Sunday, Sunday, Sunday! One day only, we’ll pay your sales tax!” It’s not an uncommon refrain at this time of year when attention on tax is high because of income tax season. With Memorial Day fast approaching, sales teams are dreaming up ways to bring in more customers—and they may not realize that your state’s laws probably prohibit them from advertising that sales tax is paid by the retailer instead of the customer. Many states, like Nebraska for example, prohibit language that implies that a sale is not subject to sales tax. The penalties for it can be severe. Sales tax in most states is a separate charge displayed to the customer so they know exactly what they’re paying in sales tax. In other countries where taxes are treated differently, especially where VAT is used, the tax is included in the price the customer sees.
In America, many of our laws have a foundation in tax transparency, and that includes separating sales tax out on invoices. While local laws can differ, it’s usually safe to assume that you’re required to spell out sales tax on a separate line item in an invoice or bill for your customers and in the advertisement of your prices. When a retailer says that they’re paying sales tax, their claim is in conflict with that requirement of sales tax transparency or abiding by the law that the customer is the one who pays sales tax in a transaction.
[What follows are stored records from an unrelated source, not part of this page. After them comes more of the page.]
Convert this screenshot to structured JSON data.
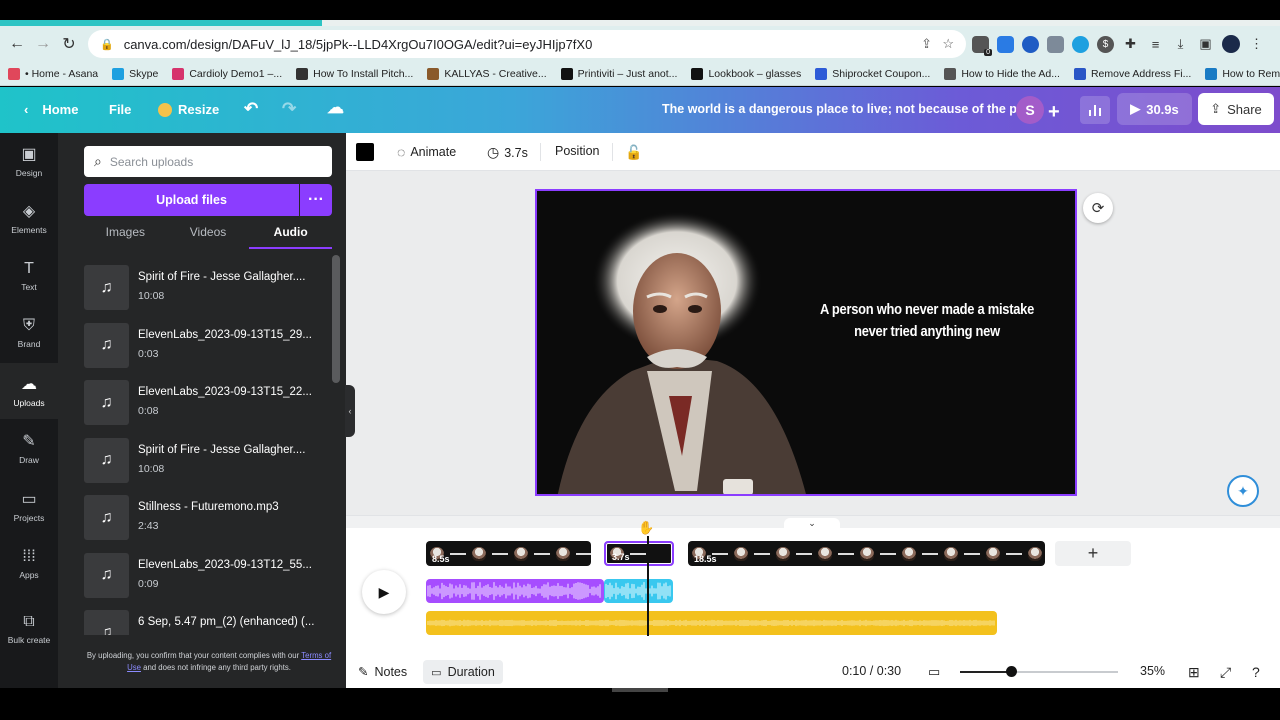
{
  "browser": {
    "url": "canva.com/design/DAFuV_lJ_18/5jpPk--LLD4XrgOu7I0OGA/edit?ui=eyJHIjp7fX0",
    "bookmarks": [
      {
        "label": "• Home - Asana",
        "color": "#e0475b"
      },
      {
        "label": "Skype",
        "color": "#1ea0e0"
      },
      {
        "label": "Cardioly Demo1 –...",
        "color": "#d6336c"
      },
      {
        "label": "How To Install Pitch...",
        "color": "#333333"
      },
      {
        "label": "KALLYAS - Creative...",
        "color": "#8a5a2b"
      },
      {
        "label": "Printiviti – Just anot...",
        "color": "#111111"
      },
      {
        "label": "Lookbook – glasses",
        "color": "#111111"
      },
      {
        "label": "Shiprocket Coupon...",
        "color": "#2d5bd7"
      },
      {
        "label": "How to Hide the Ad...",
        "color": "#555555"
      },
      {
        "label": "Remove Address Fi...",
        "color": "#2a56c6"
      },
      {
        "label": "How to Remove / D...",
        "color": "#1a7bc4"
      }
    ],
    "extension_badge": "0"
  },
  "header": {
    "home": "Home",
    "file": "File",
    "resize": "Resize",
    "title": "The world is a dangerous place to live; not because of the p...",
    "avatar_initial": "S",
    "play_time": "30.9s",
    "share": "Share"
  },
  "rail": [
    {
      "label": "Design",
      "icon": "design-icon",
      "glyph": "▣"
    },
    {
      "label": "Elements",
      "icon": "elements-icon",
      "glyph": "◈"
    },
    {
      "label": "Text",
      "icon": "text-icon",
      "glyph": "T"
    },
    {
      "label": "Brand",
      "icon": "brand-icon",
      "glyph": "⛨"
    },
    {
      "label": "Uploads",
      "icon": "uploads-icon",
      "glyph": "☁"
    },
    {
      "label": "Draw",
      "icon": "draw-icon",
      "glyph": "✎"
    },
    {
      "label": "Projects",
      "icon": "projects-icon",
      "glyph": "▭"
    },
    {
      "label": "Apps",
      "icon": "apps-icon",
      "glyph": "⁞⁞⁞"
    },
    {
      "label": "Bulk create",
      "icon": "bulk-create-icon",
      "glyph": "⧉"
    }
  ],
  "panel": {
    "search_placeholder": "Search uploads",
    "upload_label": "Upload files",
    "tabs": [
      "Images",
      "Videos",
      "Audio"
    ],
    "active_tab": "Audio",
    "audio_items": [
      {
        "name": "Spirit of Fire - Jesse Gallagher....",
        "duration": "10:08"
      },
      {
        "name": "ElevenLabs_2023-09-13T15_29...",
        "duration": "0:03"
      },
      {
        "name": "ElevenLabs_2023-09-13T15_22...",
        "duration": "0:08"
      },
      {
        "name": "Spirit of Fire - Jesse Gallagher....",
        "duration": "10:08"
      },
      {
        "name": "Stillness - Futuremono.mp3",
        "duration": "2:43"
      },
      {
        "name": "ElevenLabs_2023-09-13T12_55...",
        "duration": "0:09"
      },
      {
        "name": "6 Sep, 5.47 pm_(2) (enhanced) (...",
        "duration": ""
      }
    ],
    "disclaimer_pre": "By uploading, you confirm that your content complies with our",
    "disclaimer_link": "Terms of Use",
    "disclaimer_post": "and does not infringe any third party rights."
  },
  "toolbar": {
    "animate": "Animate",
    "duration": "3.7s",
    "position": "Position"
  },
  "canvas": {
    "quote": "A person who never made a mistake never tried anything new"
  },
  "timeline": {
    "clips": [
      {
        "duration": "8.5s",
        "heads": 4
      },
      {
        "duration": "3.7s",
        "heads": 1
      },
      {
        "duration": "18.5s",
        "heads": 9
      }
    ],
    "add_clip": "+"
  },
  "bottom_bar": {
    "notes": "Notes",
    "duration": "Duration",
    "time": "0:10 / 0:30",
    "zoom": "35%",
    "zoom_level": 0.32
  },
  "colors": {
    "accent": "#8b3dff",
    "voice_track": "#a64dff",
    "voice_track_selected": "#39c8ef",
    "music_track": "#f3c11d"
  }
}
In Nebraska, for instance, there are certain words and phrases prohibited in advertising, including but not limited to the following: Tax-Free Sale, Pay No Sales Tax, Purchases Will be Discounted by the Amount of the Sales Tax; We’ll Pay Your Sales Tax, Tax Credit Sale, Tax Rebate Sale.
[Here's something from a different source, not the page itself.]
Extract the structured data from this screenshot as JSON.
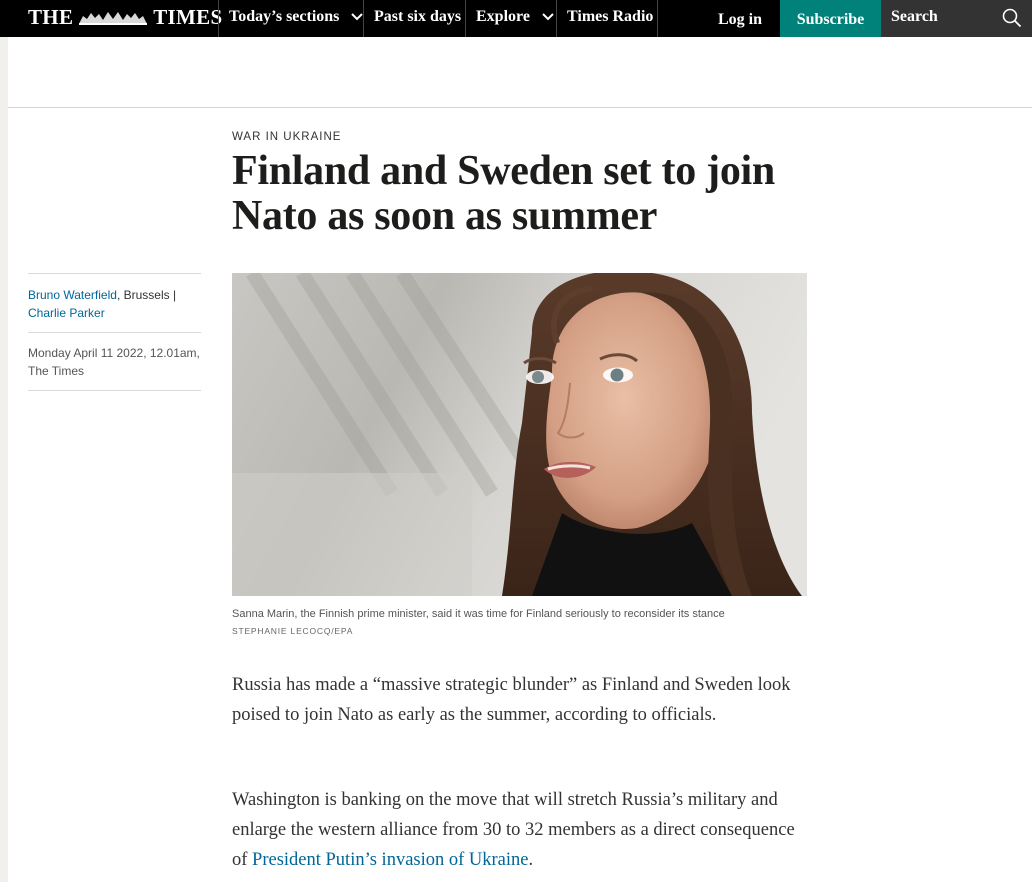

The best way to find out if your sale advertisement goes against the law is by contacting your sales tax bureau at the revenue office or other sales tax entity. Keep in mind that prices sometimes fall into this trap too. If you have a price on a menu at a restaurant, for example, that includes the sales tax, it’s probably not legal. Restaurants that list the prices as $10- on their menus with a small note that “sales tax is included in these prices” need to be careful and check with their local laws to ensure they’re compliant. Before you shrug it off, keep in mind that for many states this kind of action is a misdemeanor, not punished with just a fine for non-compliance with sales tax laws. This can even mean jail time, depending on your state’s statutes.